Sexual Differentiation in Mammals
Role of Sex
sex (XX or XY) is determined by the type of sperm (X-bearing or Y-bearing) that
fertilizes the egg.
gonads have potential to be either ovaries and testes for ~6 weeks
region of the Y chromosome (SRY) is a gene producing a protein which causes the
middle of the neuter gonads to become testes.
testes develop, they begin to produce androgens like testosterone.
this gene is not present, the outside of the neuter gonads turn into ovaries.
of SRY gene from Yà XY mouse develops as a
SRY gene to X à XX mouse develops as a male
§After Gonad Development, the
remainder of sexual development depends on hormone environment.
§Normal sources of sex
l Testes and ovaries
l Adrenal cortex
Effects of Hormones
all begin with ducts, genitals and brains which can go either way (male or
of male ducts, genitals, & brain depends on action of androgens
(testosterone & dihydrotestosterone (DHT)).
differentiation requires no hormones.
fact, in males, development of female ducts must be actively inhibited by
release of another hormone: Mullerian
inhibiting hormone (MIH), usually in 2nd & 3rd month of
of gonads, genitals, ducts, and brain occurs at different (but overlapping)
time periods during gestation.
newly formed testes begin producing androgens about week 7-8 beginning the
masculinization of genitals but penis may not be visibly distinct until 3rd or
4th month & not complete until ~5th month.
also have defeminizing and masculizing effects on developing brain.
Exposure to androgens “program” the hypothalamus for the fairly constant sex
hormone secretions seen in males vs the cyclic hormone secretion of females
is some evidence that masculinization of brain occurs later than
masculinization of body.
Nucleus (SDN) of Preoptic Region of Hypothalamus
Differences in the Brain
- part of medial preoptic hypothalamus shows testosterone-related size
differences; ventromedial hypothalamus
important in females
dimorphic nucleus” is larger in males
and testosterone-treated females and smaller in females and castrated
LeVay- 3rd interstitial nucleus of the anterior hypothalamus (INAH3) in humans
is larger in heterosexual males and smaller in females and gay males
other regions show sex differences – e.g. females have more neurons in
Wernicke’s area and more axons in corpus callosum
Another of Mother
rats testosterone entering the brain is turned into estradiol by the process of
“aromatization” and estradiol, in turn, triggers the “masculinization” of the
brain (e.g. SDN and medial preoptic hypothalamus).
estrogens present during pregnancy do not masculinize the brain because they
bind to alpha-fetoprotein and can’t get past the BBB.
if excess estrogens are present, some do get into brain and do bias behavior in
a male direction.
perinatal testosterone in males or testosterone treatment of females has

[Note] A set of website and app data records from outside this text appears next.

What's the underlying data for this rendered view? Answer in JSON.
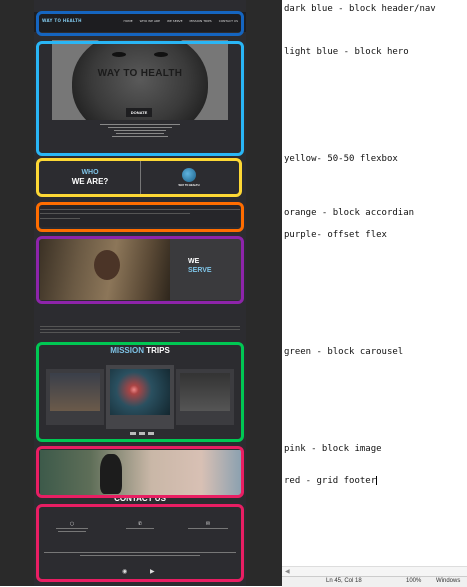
{
  "site": {
    "nav": {
      "logo": "WAY TO HEALTH",
      "links": [
        "HOME",
        "WHO WE ARE",
        "WE SERVE",
        "MISSION TRIPS",
        "CONTACT US"
      ]
    },
    "hero": {
      "title": "WAY TO HEALTH",
      "donate_label": "DONATE"
    },
    "who": {
      "line1": "WHO",
      "line2": "WE ARE?",
      "brand": "WAY TO HEALTH"
    },
    "serve": {
      "line1": "WE",
      "line2": "SERVE"
    },
    "trips": {
      "heading_a": "MISSION",
      "heading_b": "TRIPS"
    },
    "contact": {
      "heading": "CONTACT US"
    }
  },
  "colors": {
    "nav": "#1565c0",
    "hero": "#29b6f6",
    "flex": "#fdd835",
    "accordion": "#ff6d00",
    "offset": "#8e24aa",
    "carousel": "#00c853",
    "image": "#e91e63",
    "footer": "#e91e63"
  },
  "editor": {
    "lines": [
      "dark blue - block header/nav",
      "light blue - block hero",
      "yellow- 50-50 flexbox",
      "orange - block accordian",
      "purple- offset flex",
      "green - block carousel",
      "pink - block image",
      "red - grid footer"
    ]
  },
  "status": {
    "position": "Ln 45, Col 18",
    "zoom": "100%",
    "eol": "Windows"
  }
}
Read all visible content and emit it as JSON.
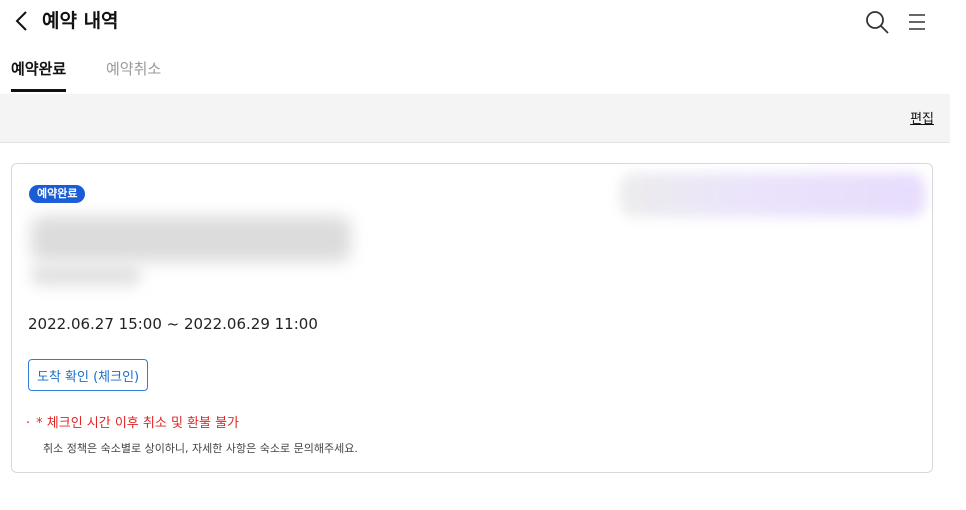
{
  "header": {
    "title": "예약 내역",
    "icons": [
      "chevron-left-icon",
      "search-icon",
      "menu-icon"
    ]
  },
  "tabs": [
    {
      "label": "예약완료",
      "active": true
    },
    {
      "label": "예약취소",
      "active": false
    }
  ],
  "toolbar": {
    "edit_label": "편집"
  },
  "reservation": {
    "status": "예약완료",
    "date_range": "2022.06.27 15:00 ~ 2022.06.29 11:00",
    "checkin_button": "도착 확인 (체크인)",
    "notice": "* 체크인 시간 이후 취소 및 환불 불가",
    "policy": "취소 정책은 숙소별로 상이하니, 자세한 사항은 숙소로 문의해주세요."
  },
  "colors": {
    "accent": "#1a5bd6",
    "button_border": "#2f7fd6",
    "notice": "#e12525",
    "bar_bg": "#f4f4f4"
  }
}
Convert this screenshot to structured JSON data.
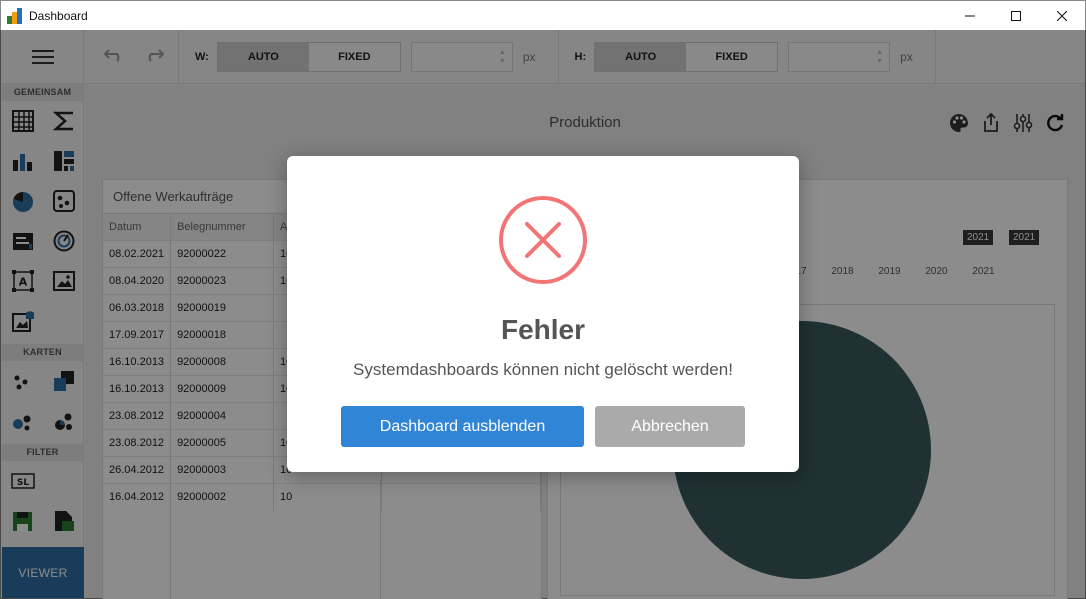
{
  "window": {
    "title": "Dashboard"
  },
  "sidebar": {
    "sections": [
      "GEMEINSAM",
      "KARTEN",
      "FILTER"
    ],
    "viewer_label": "VIEWER"
  },
  "toolbar": {
    "width": {
      "label": "W:",
      "auto": "AUTO",
      "fixed": "FIXED",
      "unit": "px"
    },
    "height": {
      "label": "H:",
      "auto": "AUTO",
      "fixed": "FIXED",
      "unit": "px"
    }
  },
  "dashboard": {
    "title": "Produktion",
    "table_panel": {
      "title": "Offene Werkaufträge",
      "columns": [
        "Datum",
        "Belegnummer",
        "A"
      ],
      "rows": [
        [
          "08.02.2021",
          "92000022",
          "10"
        ],
        [
          "08.04.2020",
          "92000023",
          "10"
        ],
        [
          "06.03.2018",
          "92000019",
          ""
        ],
        [
          "17.09.2017",
          "92000018",
          ""
        ],
        [
          "16.10.2013",
          "92000008",
          "10"
        ],
        [
          "16.10.2013",
          "92000009",
          "10"
        ],
        [
          "23.08.2012",
          "92000004",
          ""
        ],
        [
          "23.08.2012",
          "92000005",
          "10"
        ],
        [
          "26.04.2012",
          "92000003",
          "10"
        ],
        [
          "16.04.2012",
          "92000002",
          "10"
        ]
      ]
    },
    "chart_panel": {
      "years": [
        "2017",
        "2018",
        "2019",
        "2020",
        "2021"
      ],
      "range_tags": [
        "2021",
        "2021"
      ],
      "pie_color": "#3a5a5e"
    }
  },
  "dialog": {
    "title": "Fehler",
    "message": "Systemdashboards können nicht gelöscht werden!",
    "primary_button": "Dashboard ausblenden",
    "secondary_button": "Abbrechen",
    "icon_color": "#f27474"
  }
}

induced same sex preferences and changes in sex-typical patterns of sexual
behavior in a wide range in species (rats, hamsters, ferrets, pigs, finches,
dogs, sheep etc.).
is correlational data from both men and women suggesting that early hormone
environment may also affect sexual orientation in humans.
Other Evidence for
a Biological Basis of Sex Orientation
l identical twins - 52% of
l fraternal twins - 22% of
l adopted brothers - 11% of
l Identical twins - 48%
l fraternal twins - 16%
l adopted sisters - 6%
baby whose body can’t respond to androgens due to lack of androgen receptors:
“androgen-insensitivity” - baby has female genitalia, feels female
baby exposed to more androgens than usual - body & brain masculinized;
“androgenization of females”, e.g. congenital adrenal hyperplasia or
of DHT – female genitalia until puberty, then penis & scrotum develops.
Assumes male identity despite 10+ years of “female experience”
also may be due to unusual prenatal hormone exposure (decreased masculinization
of brain), as may cases of gender identity disorder
that 1 out of 100 has some degree of genital ambiguity.
Case of John/Joan – unsuccessful rearing as female
deficiency – despite years as a female, easy switch to male identity at puberty.
both cases brain would be masculinized by early testosterone.
in life hormones have an organizational
effect on body and brain.
amount and timing of hormones will have a life-long effect on physiology and
in hormones during critical sensitive periods of prenatal development are the
likely cause of variations in sex preference.
Puberty and Beyond
puberty both males & females need hormones to develop secondary sexual
that point on, hormones have an activational rather than organizational effect,
influencing sexual motivation rather than sex preference.
drive in females seems more closely related to androstendione than to estrogen-
ovariectomy does not decrease drive
of the feedback mechanisms (body-> brain), taking hormone supplements
commonly leads to decreased production of natural hormones.
testosterone like drugs (anabolic steroids) can cause atrophy of testes and
breast development due to conversion to estrogen